# Activity:
Scan the records below and say how many lines include the word "What", giving no other text.

# Data for processing:

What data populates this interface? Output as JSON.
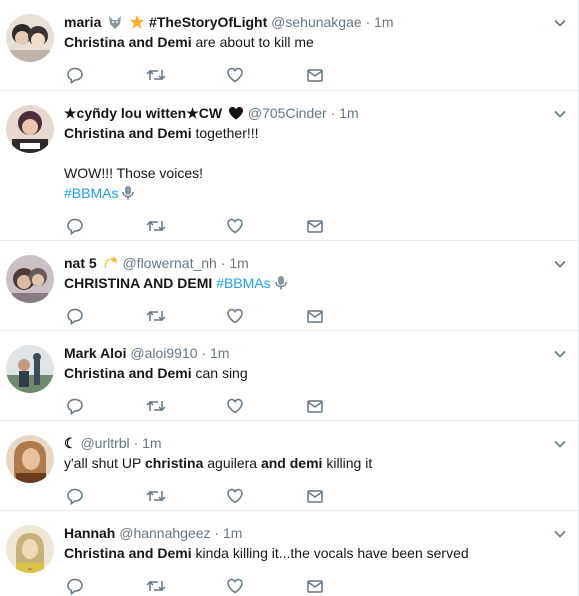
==
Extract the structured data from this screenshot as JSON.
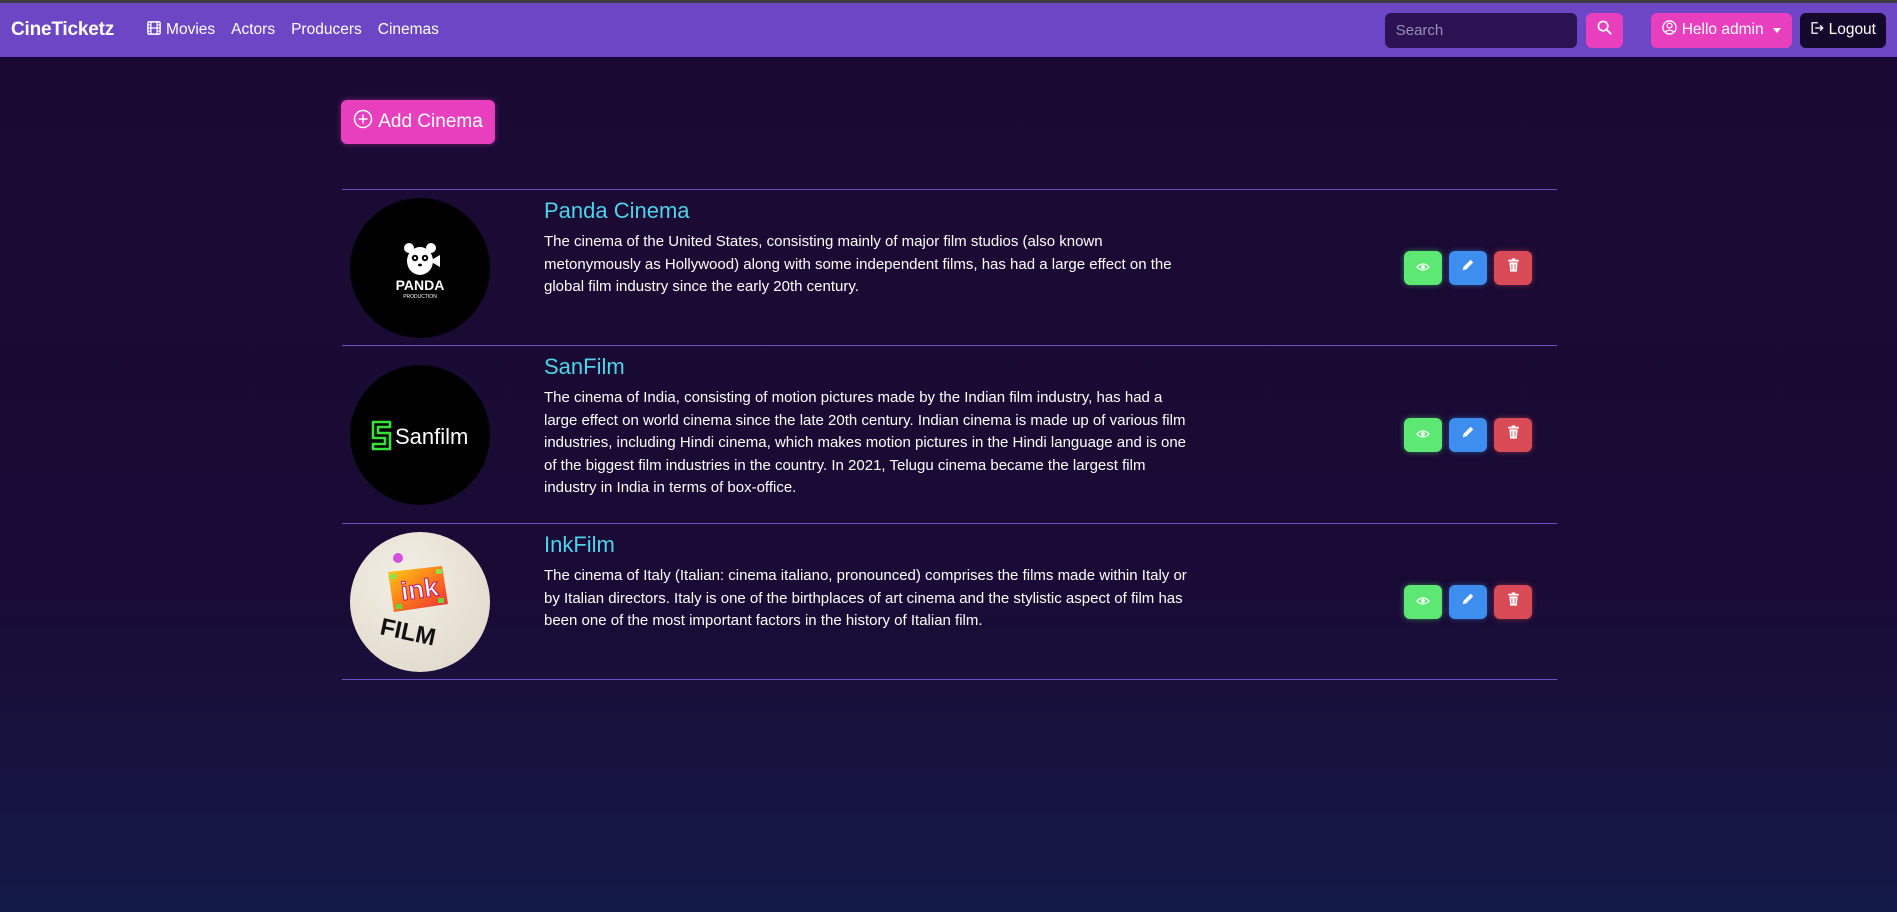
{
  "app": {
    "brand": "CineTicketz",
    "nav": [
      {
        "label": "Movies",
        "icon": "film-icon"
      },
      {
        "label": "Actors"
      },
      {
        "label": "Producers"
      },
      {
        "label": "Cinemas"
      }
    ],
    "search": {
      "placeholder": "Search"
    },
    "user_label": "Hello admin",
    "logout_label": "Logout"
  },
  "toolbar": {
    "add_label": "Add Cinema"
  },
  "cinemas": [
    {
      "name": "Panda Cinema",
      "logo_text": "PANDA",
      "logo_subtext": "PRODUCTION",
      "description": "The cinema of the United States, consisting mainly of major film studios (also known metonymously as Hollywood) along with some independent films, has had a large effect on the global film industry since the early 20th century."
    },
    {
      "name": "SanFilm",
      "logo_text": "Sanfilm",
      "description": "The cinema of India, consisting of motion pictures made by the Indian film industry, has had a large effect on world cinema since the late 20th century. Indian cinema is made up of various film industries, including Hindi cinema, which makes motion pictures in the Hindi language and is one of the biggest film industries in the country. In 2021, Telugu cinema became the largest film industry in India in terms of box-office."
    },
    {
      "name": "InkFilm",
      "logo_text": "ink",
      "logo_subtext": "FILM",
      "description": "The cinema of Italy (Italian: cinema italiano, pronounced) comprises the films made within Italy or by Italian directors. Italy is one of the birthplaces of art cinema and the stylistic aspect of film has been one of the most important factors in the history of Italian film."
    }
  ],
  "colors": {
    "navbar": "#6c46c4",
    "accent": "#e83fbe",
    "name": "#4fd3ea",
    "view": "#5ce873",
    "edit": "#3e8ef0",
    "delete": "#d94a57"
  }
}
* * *
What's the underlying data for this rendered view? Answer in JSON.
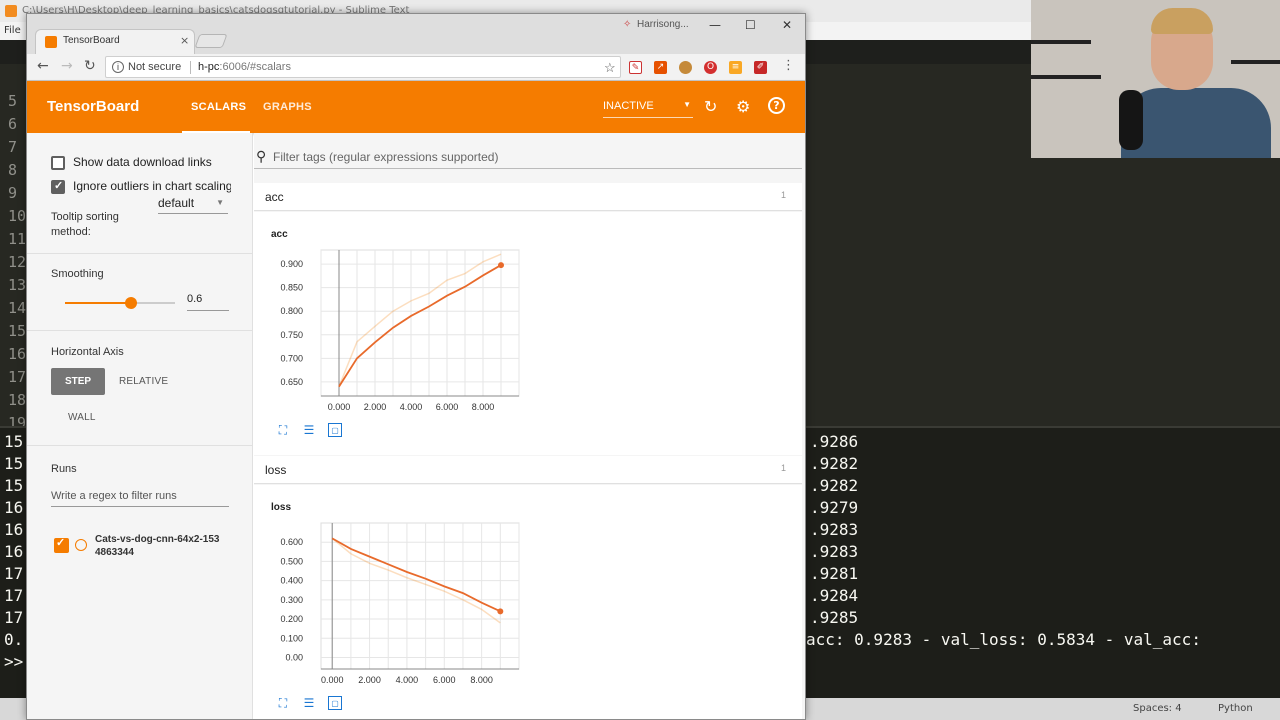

# Task solution:
2